**Your instructions:** The records below need to be set down again exactly; their images stay out.

[[ Listed entries, beginning ]]

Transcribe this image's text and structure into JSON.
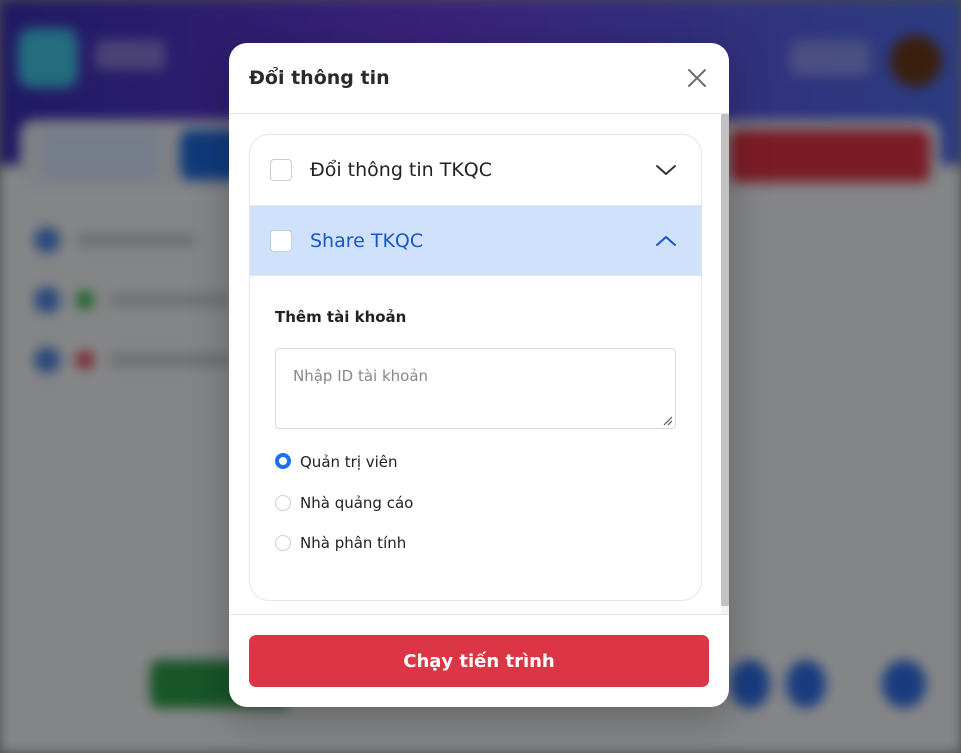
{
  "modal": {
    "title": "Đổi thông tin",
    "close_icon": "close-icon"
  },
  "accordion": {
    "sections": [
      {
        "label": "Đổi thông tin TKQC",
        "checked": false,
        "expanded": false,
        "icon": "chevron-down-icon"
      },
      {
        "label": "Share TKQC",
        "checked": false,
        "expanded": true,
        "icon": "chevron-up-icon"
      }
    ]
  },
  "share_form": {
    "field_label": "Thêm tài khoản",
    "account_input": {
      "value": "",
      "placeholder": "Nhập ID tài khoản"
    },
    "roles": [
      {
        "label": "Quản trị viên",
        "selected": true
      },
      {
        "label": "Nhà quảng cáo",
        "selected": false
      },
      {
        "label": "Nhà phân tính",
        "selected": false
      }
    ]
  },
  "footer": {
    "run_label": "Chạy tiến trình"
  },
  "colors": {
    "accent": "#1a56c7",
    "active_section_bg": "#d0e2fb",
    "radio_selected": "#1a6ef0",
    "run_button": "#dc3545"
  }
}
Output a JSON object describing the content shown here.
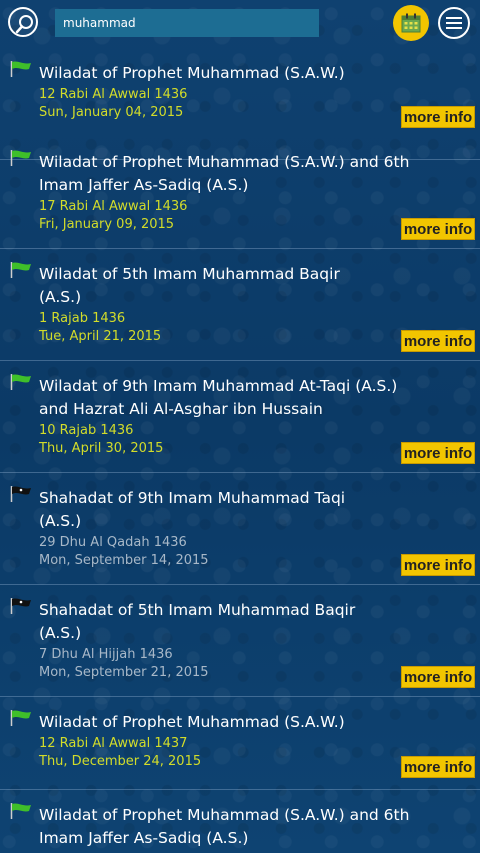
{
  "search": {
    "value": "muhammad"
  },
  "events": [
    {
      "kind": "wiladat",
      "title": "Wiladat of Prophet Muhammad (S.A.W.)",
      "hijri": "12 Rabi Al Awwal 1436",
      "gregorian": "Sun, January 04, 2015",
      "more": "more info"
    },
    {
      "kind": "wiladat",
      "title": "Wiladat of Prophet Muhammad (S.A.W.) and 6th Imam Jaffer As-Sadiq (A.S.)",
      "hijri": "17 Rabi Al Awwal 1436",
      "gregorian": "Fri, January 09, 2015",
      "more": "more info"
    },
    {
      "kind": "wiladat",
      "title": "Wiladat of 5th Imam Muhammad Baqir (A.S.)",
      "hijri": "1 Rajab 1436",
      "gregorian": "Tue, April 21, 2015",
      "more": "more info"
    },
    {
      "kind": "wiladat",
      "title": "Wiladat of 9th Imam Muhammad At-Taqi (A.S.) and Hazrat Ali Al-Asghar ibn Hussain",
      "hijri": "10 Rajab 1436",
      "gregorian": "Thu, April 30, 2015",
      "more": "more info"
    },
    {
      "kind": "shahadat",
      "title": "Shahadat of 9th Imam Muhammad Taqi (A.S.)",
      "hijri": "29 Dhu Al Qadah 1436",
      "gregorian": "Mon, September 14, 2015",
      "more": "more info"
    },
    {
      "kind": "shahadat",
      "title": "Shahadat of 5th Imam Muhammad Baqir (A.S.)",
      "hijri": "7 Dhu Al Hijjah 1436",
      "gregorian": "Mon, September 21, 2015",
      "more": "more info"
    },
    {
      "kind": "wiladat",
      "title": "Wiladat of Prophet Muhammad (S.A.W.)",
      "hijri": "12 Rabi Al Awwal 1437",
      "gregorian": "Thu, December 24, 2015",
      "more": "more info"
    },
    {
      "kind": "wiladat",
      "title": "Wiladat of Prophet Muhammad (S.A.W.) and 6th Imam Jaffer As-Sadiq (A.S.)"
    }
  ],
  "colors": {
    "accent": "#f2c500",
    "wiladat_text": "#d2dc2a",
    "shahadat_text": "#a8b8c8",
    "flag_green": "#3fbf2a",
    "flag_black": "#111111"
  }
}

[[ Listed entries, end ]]

**Result:**
Transcribe this image's text and structure into JSON.
{
  "modal": {
    "title": "Đổi thông tin",
    "close_icon": "close-icon"
  },
  "accordion": {
    "sections": [
      {
        "label": "Đổi thông tin TKQC",
        "checked": false,
        "expanded": false,
        "icon": "chevron-down-icon"
      },
      {
        "label": "Share TKQC",
        "checked": false,
        "expanded": true,
        "icon": "chevron-up-icon"
      }
    ]
  },
  "share_form": {
    "field_label": "Thêm tài khoản",
    "account_input": {
      "value": "",
      "placeholder": "Nhập ID tài khoản"
    },
    "roles": [
      {
        "label": "Quản trị viên",
        "selected": true
      },
      {
        "label": "Nhà quảng cáo",
        "selected": false
      },
      {
        "label": "Nhà phân tính",
        "selected": false
      }
    ]
  },
  "footer": {
    "run_label": "Chạy tiến trình"
  },
  "colors": {
    "accent": "#1a56c7",
    "active_section_bg": "#d0e2fb",
    "radio_selected": "#1a6ef0",
    "run_button": "#dc3545"
  }
}
Output a JSON object describing the content shown here.
{
  "search": {
    "value": "muhammad"
  },
  "events": [
    {
      "kind": "wiladat",
      "title": "Wiladat of Prophet Muhammad (S.A.W.)",
      "hijri": "12 Rabi Al Awwal 1436",
      "gregorian": "Sun, January 04, 2015",
      "more": "more info"
    },
    {
      "kind": "wiladat",
      "title": "Wiladat of Prophet Muhammad (S.A.W.) and 6th Imam Jaffer As-Sadiq (A.S.)",
      "hijri": "17 Rabi Al Awwal 1436",
      "gregorian": "Fri, January 09, 2015",
      "more": "more info"
    },
    {
      "kind": "wiladat",
      "title": "Wiladat of 5th Imam Muhammad Baqir (A.S.)",
      "hijri": "1 Rajab 1436",
      "gregorian": "Tue, April 21, 2015",
      "more": "more info"
    },
    {
      "kind": "wiladat",
      "title": "Wiladat of 9th Imam Muhammad At-Taqi (A.S.) and Hazrat Ali Al-Asghar ibn Hussain",
      "hijri": "10 Rajab 1436",
      "gregorian": "Thu, April 30, 2015",
      "more": "more info"
    },
    {
      "kind": "shahadat",
      "title": "Shahadat of 9th Imam Muhammad Taqi (A.S.)",
      "hijri": "29 Dhu Al Qadah 1436",
      "gregorian": "Mon, September 14, 2015",
      "more": "more info"
    },
    {
      "kind": "shahadat",
      "title": "Shahadat of 5th Imam Muhammad Baqir (A.S.)",
      "hijri": "7 Dhu Al Hijjah 1436",
      "gregorian": "Mon, September 21, 2015",
      "more": "more info"
    },
    {
      "kind": "wiladat",
      "title": "Wiladat of Prophet Muhammad (S.A.W.)",
      "hijri": "12 Rabi Al Awwal 1437",
      "gregorian": "Thu, December 24, 2015",
      "more": "more info"
    },
    {
      "kind": "wiladat",
      "title": "Wiladat of Prophet Muhammad (S.A.W.) and 6th Imam Jaffer As-Sadiq (A.S.)"
    }
  ],
  "colors": {
    "accent": "#f2c500",
    "wiladat_text": "#d2dc2a",
    "shahadat_text": "#a8b8c8",
    "flag_green": "#3fbf2a",
    "flag_black": "#111111"
  }
}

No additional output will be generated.